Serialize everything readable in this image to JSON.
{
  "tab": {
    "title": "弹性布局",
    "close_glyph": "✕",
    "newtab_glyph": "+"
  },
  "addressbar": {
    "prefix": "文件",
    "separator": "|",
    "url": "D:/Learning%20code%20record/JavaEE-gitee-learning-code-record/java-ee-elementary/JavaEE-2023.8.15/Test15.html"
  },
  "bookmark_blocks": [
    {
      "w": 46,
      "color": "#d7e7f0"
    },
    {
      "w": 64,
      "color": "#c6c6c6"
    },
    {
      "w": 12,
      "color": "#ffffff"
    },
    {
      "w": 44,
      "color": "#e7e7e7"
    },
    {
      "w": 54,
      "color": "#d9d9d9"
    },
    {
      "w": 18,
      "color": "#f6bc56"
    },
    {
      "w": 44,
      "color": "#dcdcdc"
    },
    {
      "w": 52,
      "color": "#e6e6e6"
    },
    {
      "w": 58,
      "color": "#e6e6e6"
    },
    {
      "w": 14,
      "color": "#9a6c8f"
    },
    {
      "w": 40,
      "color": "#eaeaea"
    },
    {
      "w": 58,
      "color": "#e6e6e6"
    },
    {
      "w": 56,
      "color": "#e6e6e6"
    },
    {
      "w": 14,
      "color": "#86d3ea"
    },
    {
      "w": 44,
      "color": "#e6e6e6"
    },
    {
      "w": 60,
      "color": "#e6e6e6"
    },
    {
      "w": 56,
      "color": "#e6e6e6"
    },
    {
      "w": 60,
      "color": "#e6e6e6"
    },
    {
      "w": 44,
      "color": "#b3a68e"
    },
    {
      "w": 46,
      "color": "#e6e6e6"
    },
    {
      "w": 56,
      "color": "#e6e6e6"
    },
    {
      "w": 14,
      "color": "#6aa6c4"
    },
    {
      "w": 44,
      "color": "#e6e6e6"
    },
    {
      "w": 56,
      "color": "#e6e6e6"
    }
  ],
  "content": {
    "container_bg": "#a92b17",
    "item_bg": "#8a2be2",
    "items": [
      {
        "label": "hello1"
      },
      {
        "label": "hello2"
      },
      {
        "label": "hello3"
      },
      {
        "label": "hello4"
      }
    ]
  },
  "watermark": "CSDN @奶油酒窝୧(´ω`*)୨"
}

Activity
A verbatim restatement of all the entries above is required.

Answer for the task
Serialize everything readable in this image to JSON.
{
  "tab": {
    "title": "弹性布局",
    "close_glyph": "✕",
    "newtab_glyph": "+"
  },
  "addressbar": {
    "prefix": "文件",
    "separator": "|",
    "url": "D:/Learning%20code%20record/JavaEE-gitee-learning-code-record/java-ee-elementary/JavaEE-2023.8.15/Test15.html"
  },
  "bookmark_blocks": [
    {
      "w": 46,
      "color": "#d7e7f0"
    },
    {
      "w": 64,
      "color": "#c6c6c6"
    },
    {
      "w": 12,
      "color": "#ffffff"
    },
    {
      "w": 44,
      "color": "#e7e7e7"
    },
    {
      "w": 54,
      "color": "#d9d9d9"
    },
    {
      "w": 18,
      "color": "#f6bc56"
    },
    {
      "w": 44,
      "color": "#dcdcdc"
    },
    {
      "w": 52,
      "color": "#e6e6e6"
    },
    {
      "w": 58,
      "color": "#e6e6e6"
    },
    {
      "w": 14,
      "color": "#9a6c8f"
    },
    {
      "w": 40,
      "color": "#eaeaea"
    },
    {
      "w": 58,
      "color": "#e6e6e6"
    },
    {
      "w": 56,
      "color": "#e6e6e6"
    },
    {
      "w": 14,
      "color": "#86d3ea"
    },
    {
      "w": 44,
      "color": "#e6e6e6"
    },
    {
      "w": 60,
      "color": "#e6e6e6"
    },
    {
      "w": 56,
      "color": "#e6e6e6"
    },
    {
      "w": 60,
      "color": "#e6e6e6"
    },
    {
      "w": 44,
      "color": "#b3a68e"
    },
    {
      "w": 46,
      "color": "#e6e6e6"
    },
    {
      "w": 56,
      "color": "#e6e6e6"
    },
    {
      "w": 14,
      "color": "#6aa6c4"
    },
    {
      "w": 44,
      "color": "#e6e6e6"
    },
    {
      "w": 56,
      "color": "#e6e6e6"
    }
  ],
  "content": {
    "container_bg": "#a92b17",
    "item_bg": "#8a2be2",
    "items": [
      {
        "label": "hello1"
      },
      {
        "label": "hello2"
      },
      {
        "label": "hello3"
      },
      {
        "label": "hello4"
      }
    ]
  },
  "watermark": "CSDN @奶油酒窝୧(´ω`*)୨"
}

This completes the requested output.